A large strip club at the base of the Queensboro Bridge in Queens Plaza is fighting the city’s efforts to force it out of its valuable location in Long Island City, a decade after zoning laws pushed it out of another location two miles away, according to a lawsuit filed Monday.
The gentleman’s club, Scandals, at 24-03 Queens Plaza North, is suing the city and the Department of Buildings to stop the government from trying to change the club’s certificate of occupancy, which would make it illegal for the club to remain as is in the approximately 6,000-square-foot location.
Scandals maintains that “its First Amendment and other rights have been
threatened by the contradictory and erroneous positions of the
Department of Buildings,” the lawsuit says.
The city applied, through its administrative review agency, the Board of Standards and Appeals, to remove the authorization for an adult club, Scandals’ complaint, filed in New York State Supreme Court, says.

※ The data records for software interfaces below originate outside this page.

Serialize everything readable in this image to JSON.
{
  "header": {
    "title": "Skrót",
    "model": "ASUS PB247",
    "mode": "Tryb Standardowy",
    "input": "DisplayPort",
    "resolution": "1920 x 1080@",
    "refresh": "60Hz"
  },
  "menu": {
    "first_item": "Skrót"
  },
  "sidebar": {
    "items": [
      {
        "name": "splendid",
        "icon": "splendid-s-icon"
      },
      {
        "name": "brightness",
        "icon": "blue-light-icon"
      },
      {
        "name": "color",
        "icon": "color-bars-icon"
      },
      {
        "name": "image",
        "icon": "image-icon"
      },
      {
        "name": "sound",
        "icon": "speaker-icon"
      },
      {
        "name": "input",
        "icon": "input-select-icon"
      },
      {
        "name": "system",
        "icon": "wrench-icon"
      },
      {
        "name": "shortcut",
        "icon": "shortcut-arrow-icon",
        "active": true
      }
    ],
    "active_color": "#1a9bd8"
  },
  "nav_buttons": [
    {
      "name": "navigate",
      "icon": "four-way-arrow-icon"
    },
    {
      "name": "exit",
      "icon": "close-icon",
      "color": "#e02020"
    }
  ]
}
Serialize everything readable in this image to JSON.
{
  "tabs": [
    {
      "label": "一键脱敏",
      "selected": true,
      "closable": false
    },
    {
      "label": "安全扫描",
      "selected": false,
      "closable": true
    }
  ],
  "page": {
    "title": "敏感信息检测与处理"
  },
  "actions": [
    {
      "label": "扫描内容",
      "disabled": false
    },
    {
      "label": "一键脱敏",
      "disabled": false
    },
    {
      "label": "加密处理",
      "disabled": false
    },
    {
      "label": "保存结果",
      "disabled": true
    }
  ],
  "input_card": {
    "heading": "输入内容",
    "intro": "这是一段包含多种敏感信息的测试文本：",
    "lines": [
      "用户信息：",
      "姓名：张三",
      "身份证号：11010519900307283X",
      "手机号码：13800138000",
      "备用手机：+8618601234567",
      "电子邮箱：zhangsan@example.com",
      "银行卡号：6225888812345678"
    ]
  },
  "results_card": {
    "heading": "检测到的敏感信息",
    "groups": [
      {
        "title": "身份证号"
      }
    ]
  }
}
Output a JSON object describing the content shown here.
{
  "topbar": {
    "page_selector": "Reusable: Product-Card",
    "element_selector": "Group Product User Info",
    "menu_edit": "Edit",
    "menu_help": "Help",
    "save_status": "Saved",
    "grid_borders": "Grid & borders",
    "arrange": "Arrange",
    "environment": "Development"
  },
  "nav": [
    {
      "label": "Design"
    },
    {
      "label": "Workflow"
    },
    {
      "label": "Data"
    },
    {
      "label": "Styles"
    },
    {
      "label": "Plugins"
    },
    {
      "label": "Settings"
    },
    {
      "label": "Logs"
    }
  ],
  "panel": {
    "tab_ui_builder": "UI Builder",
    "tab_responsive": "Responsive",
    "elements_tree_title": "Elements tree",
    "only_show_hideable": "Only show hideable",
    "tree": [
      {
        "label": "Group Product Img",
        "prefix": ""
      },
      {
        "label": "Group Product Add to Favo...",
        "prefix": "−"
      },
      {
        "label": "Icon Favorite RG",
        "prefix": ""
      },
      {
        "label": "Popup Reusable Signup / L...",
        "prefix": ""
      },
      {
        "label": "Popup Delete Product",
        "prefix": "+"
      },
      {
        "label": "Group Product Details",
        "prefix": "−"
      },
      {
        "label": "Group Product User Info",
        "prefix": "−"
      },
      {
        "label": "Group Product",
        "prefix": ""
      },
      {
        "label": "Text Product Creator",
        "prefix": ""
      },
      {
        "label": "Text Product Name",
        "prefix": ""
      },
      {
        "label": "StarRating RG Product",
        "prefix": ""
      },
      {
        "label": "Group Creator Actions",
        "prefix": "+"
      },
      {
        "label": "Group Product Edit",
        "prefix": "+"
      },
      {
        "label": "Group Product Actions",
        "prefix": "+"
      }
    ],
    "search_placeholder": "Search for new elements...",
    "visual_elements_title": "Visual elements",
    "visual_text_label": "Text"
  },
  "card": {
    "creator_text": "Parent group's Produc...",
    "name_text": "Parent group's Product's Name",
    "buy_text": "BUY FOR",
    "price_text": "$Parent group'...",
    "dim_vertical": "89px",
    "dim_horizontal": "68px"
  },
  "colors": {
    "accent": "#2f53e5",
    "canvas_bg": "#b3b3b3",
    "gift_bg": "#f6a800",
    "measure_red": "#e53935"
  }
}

The suit claims that the city also recommended Scandals waive any claim that it can run a 100 percent adult operation at the location and suggested it convert it to a so-called 60/40 club, which means that less than 40 percent would be available for adult business.
The club is owned and operated by TC Queens Entertainment, which did not respond to a request for comment.
Yesterday, a State Supreme Court judge said the BSA would have to rule
on the city’s application before the lawsuit could continue.
are pleased that [State Supreme Court Justice Louis York] recognized
that Scandals must argue its case before the appropriate administrative
body before it can go to court,” Robin Binder, deputy chief of the
city’s Law Department, said in a statement to The Real Deal.
Scandals is next to the luxury condominium development View59, at 24-15 Queens Plaza North, in a rapidly gentrifying neighborhood where 400,000 square feet of new housing has been built, said John Maltz, president of Long Island City-based commercial brokerage Greiner-Maltz Real Estate, who is not involved with the lawsuit.
“The city has a policy of forcing undesirable uses out of gentrifying neighborhoods,” Maltz said.
But relics of the neighborhood’s racy past remain.
On the other side of Queens Plaza is the strip club Cityscapes, at 27-00 Queens Plaza South. Long-timers said many strip clubs migrated to Queens after the administration of Mayor Rudolph Giuliani pressured strip clubs to leave the Times Square area.
In 1995, the city passed a law generally prohibiting adult uses in residential districts, or within 500 feet of a school, house of worship and other sensitive locations.
In July 2001 the city rezoned Queens Plaza to include a residential component, but in May 2002 the DOB granted a certificate of occupancy to the club to open up. The city said it has applied to change that certificate of occupancy, according to a spokesperson for the Department of Law, the city’s attorney.
Joseph Conley, the chairman of Community Board 2, said the board, which covers the area just south of the strip club, wants the strip club to go.
“We would like to have them all out,” he said.
Insiders said a strip club in Queens Plaza would likely pay about 25 percent more in rent than a traditional retail or restaurant use in the same space, and was likely occupying the space despite the club’s December 2008 lease expiration through a commonplace feature such as a five-year lease extension.
It was in 1998 that TC Queens Entertainment was forced to move by city zoning laws. Before moving to Queens Plaza that year, TC Queens Entertainment operated a nightclub at 32-37 Greenpoint Avenue about two miles south, but moved when it ran afoul of the new 1995 zoning regulations because it was too close to a cemetery, the filing says.
In December 1998, the strip club owners signed a 10-year lease with Kenbridge Realty, the owner of the one-story building on Queens Plaza North. TC Queens then undertook a gut rehabilitation of the space, which they completed in May 2002. Kenbridge did not respond to requests for comment.